The Brotherhood of Locomotive Engineers and Trainmen (BLET) and the transportation division of the International Association of Sheet Metal, Air, Rail, and Transportation Workers (SMART-TD) represent 62,000 engineers and conductors or about half of all unionized rail workers are set to announce vote today, according to Reuters.
Seven of the 12 unions have voted to ratify the labor agreement with railroads, but three have voted it down, leaving BLET and SMART-TD the last to vote on the contract.
A no vote from either BLET or SMART-TD would increase the threat of a strike, pivoting the balance of power in the unions’ favor. But even if both unions agree on the deal, potential turmoil is not over because the three unions have rejected a tentative contract agreement brokered by Labor Secretary Marty Walsh in September.
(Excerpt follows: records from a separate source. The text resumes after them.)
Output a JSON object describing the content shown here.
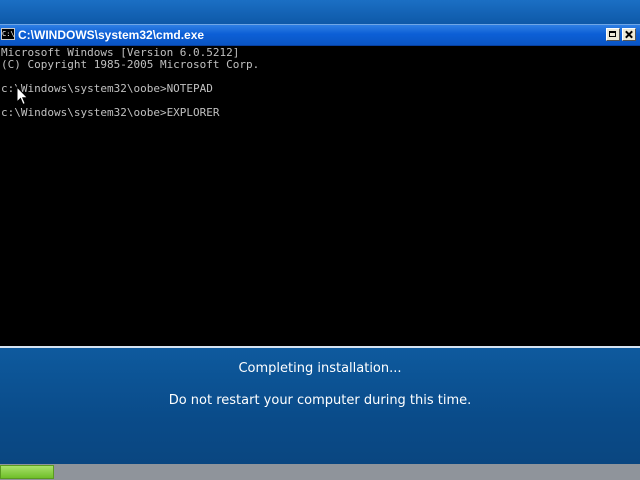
{
  "window": {
    "title": "C:\\WINDOWS\\system32\\cmd.exe",
    "icon": "console-icon",
    "icon_text": "C:\\"
  },
  "console": {
    "lines": [
      "Microsoft Windows [Version 6.0.5212]",
      "(C) Copyright 1985-2005 Microsoft Corp.",
      "c:\\Windows\\system32\\oobe>NOTEPAD",
      "c:\\Windows\\system32\\oobe>EXPLORER"
    ]
  },
  "setup": {
    "status": "Completing installation...",
    "message": "Do not restart your computer during this time."
  },
  "progress": {
    "fraction": 0.085
  },
  "colors": {
    "console_bg": "#000000",
    "console_text": "#c0c0c0",
    "setup_bg": "#0a4b89",
    "progress_fill": "#7ccb34"
  }
}
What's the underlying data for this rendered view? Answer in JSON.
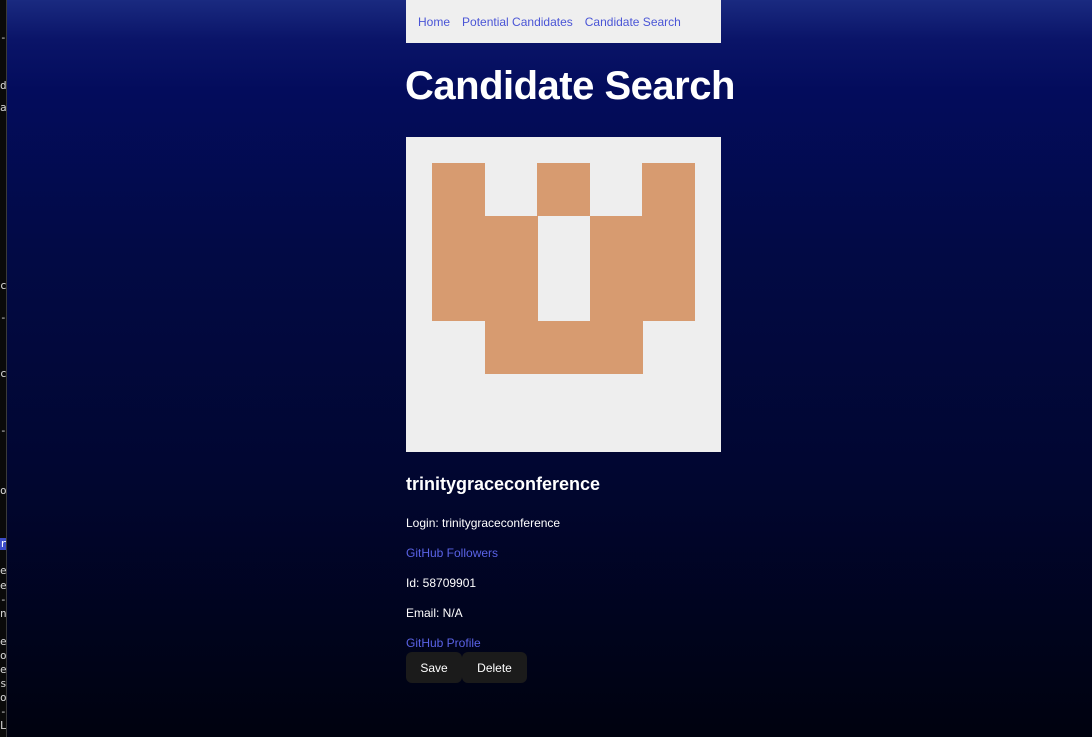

Unions are unhappy with railroads because they’re unwilling to adopt leave and attendance policies and paid sick days in new contracts.
Last week, the U.S. Chamber of Commerce said congressional involvement is necessary to thwart rail disruptions, warning any shutdown would be catastrophic for the economy during the holiday season.
“A rail shutdown could freeze almost 30% of U.S. cargo shipments by weight, stoke inflation, cost the American economy as much as $2 billion per day and unleash a cascade of transport woes affecting U.S. energy, agriculture, manufacturing, healthcare and retail sectors,” Reuters said.
In September, the Biden administration helped avert a rail strike with last-minute contract talks between rail companies and unions at the Labor Department. If a strike does unfold, which the earliest would be as soon as Dec. 5 after the first cooling-off period ends for the unions, then all the progress in the supply chain easing since summer could evaporate overnight.
The New York Fed supply chain pressure index has reverted nearly to “normal” levels following the pandemic spike. Transportation pressures have subsided as prices for shipping containers on cargo ships to trucking rates have all slid in the back half of the year as the Federal Reserve’s most aggressive interest rate hikes in four decades cool the demand side of the economy.
“Look, what a terrible Christmas gift that would be to give to the American people at this point. Right before Christmas, shutting down our supply chain,” Rep. Rick Crawford (R-Ark.), the top Republican on the House subcommittee that governs railroads, told POLITICO.
Crawford added: “So we’ve got something prepared if necessary, but I’m hoping it’s not necessary.”
Mon, 11/21/2022 – 12:20